Through most of the hour-long encounter, English Heritage was on the defensive. A defence, it must be admitted, that was capably handled by its two unflappable representatives who refused to concede that tall buildings were just small buildings only taller (so their fate could be left in the hands of local authority planners); and who stonewalled doggedly while their notorious MORI poll was treated as a joke; and who straightfacedly proposed a new year-long study to produce 'draft national guidelines for tall buildings'.
Inevitably neither the subcommittee nor the CABE men were satisfied with this, and English Heritage was steadily beaten back to its reserve position, clinging to its self-assumed role as final arbiter of where tall buildings should go and how high they should be - both these powers depending upon acceptance of the legitimacy of the doctrine of strategic views which, added English Heritage, should also be applied to all cities without further delay.
After a time, the argument settled on the surprising subject of what people look at when seated in a pavement cafe - looking up and to the right made you an effete EH person, sensitive to the presence of ill-placed towers. Looking down and to the left made you a tough-minded CABE supporter, gulping down scalding coffee as quickly as possible before hurrying back to work, glancing at tall buildings, if at all, as if they were barometers of the economy (and thus by implication the more of them and the taller they were, the better).
Soon it was time for summing up and the two bodies prepared to deliver their heaviest blows. In a powerful unscripted address, CABE's Paul Finch stressed that today's tall building proposals were overwhelmingly privatesector commercial projects driven not by religious, art historical or social welfare considerations but by demand in the property market for up-todate working buildings. He felt that too little attention was paid to the risk and cost of delay that dogged the development of advanced technology high-rise structures, citing the early vicissitudes of Canary Wharf in this context.

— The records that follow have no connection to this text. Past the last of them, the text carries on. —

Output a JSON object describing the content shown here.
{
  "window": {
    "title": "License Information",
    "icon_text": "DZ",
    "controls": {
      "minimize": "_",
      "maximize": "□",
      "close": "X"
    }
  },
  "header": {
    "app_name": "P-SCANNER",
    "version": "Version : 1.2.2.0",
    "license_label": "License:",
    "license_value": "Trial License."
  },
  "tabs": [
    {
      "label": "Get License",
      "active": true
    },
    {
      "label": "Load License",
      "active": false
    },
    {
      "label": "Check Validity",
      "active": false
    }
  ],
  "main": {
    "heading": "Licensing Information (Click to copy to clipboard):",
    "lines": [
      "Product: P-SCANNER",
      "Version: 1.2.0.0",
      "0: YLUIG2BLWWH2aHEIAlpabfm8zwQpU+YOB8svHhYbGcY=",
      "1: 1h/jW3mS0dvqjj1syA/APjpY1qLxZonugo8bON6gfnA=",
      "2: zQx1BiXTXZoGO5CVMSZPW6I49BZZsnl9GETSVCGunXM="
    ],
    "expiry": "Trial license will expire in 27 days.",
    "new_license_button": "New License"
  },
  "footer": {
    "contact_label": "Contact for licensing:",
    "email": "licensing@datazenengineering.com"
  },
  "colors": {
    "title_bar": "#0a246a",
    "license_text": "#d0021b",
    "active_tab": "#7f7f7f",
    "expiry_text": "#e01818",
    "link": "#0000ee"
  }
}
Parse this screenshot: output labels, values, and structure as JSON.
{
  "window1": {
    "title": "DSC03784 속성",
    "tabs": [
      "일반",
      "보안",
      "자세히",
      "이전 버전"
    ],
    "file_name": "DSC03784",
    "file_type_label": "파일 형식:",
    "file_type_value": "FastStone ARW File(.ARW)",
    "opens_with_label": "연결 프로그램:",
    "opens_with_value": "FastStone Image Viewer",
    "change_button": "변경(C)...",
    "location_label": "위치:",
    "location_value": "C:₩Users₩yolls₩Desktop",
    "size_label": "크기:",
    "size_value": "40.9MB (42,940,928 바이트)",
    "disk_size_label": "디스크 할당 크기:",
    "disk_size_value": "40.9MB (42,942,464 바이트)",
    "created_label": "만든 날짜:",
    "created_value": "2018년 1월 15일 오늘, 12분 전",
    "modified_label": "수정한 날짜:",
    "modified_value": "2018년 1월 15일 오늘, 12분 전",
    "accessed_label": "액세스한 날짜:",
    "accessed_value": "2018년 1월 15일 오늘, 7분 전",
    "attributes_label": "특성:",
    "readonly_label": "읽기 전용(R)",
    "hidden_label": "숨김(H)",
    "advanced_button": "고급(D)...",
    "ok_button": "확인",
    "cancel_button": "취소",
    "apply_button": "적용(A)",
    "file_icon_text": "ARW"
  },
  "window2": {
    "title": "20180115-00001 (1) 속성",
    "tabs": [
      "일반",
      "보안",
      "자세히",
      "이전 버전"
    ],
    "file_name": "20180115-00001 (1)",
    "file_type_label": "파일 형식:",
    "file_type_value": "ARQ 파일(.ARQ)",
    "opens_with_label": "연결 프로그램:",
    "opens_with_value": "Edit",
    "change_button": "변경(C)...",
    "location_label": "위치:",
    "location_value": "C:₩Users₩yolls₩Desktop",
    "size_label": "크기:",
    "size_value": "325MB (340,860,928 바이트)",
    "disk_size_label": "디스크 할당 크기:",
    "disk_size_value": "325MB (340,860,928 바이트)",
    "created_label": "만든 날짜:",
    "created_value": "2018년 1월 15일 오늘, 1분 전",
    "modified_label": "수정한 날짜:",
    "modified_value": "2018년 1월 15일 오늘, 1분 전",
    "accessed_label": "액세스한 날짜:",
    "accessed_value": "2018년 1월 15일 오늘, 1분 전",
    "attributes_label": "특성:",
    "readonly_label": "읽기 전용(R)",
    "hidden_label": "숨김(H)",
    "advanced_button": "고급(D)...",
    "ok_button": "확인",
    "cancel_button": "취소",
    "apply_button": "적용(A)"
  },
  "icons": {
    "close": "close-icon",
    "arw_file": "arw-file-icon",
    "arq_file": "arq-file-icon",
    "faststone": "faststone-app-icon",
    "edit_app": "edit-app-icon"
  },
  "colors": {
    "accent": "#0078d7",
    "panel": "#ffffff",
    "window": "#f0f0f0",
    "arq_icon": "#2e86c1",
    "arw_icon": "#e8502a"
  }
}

For its own part, English Heritage grudgingly conceded that there was such a thing as a private sector property market, but argued that it could not be allowed to be a free for all. Instead, it must be required to 'play out' its creative acts of entrepreneurial competition within the framework of clear local plans derived from national tall buildings policy guidelines.Whether the idea of such a framework will be deemed necessary by the subcommittee remains to be seen.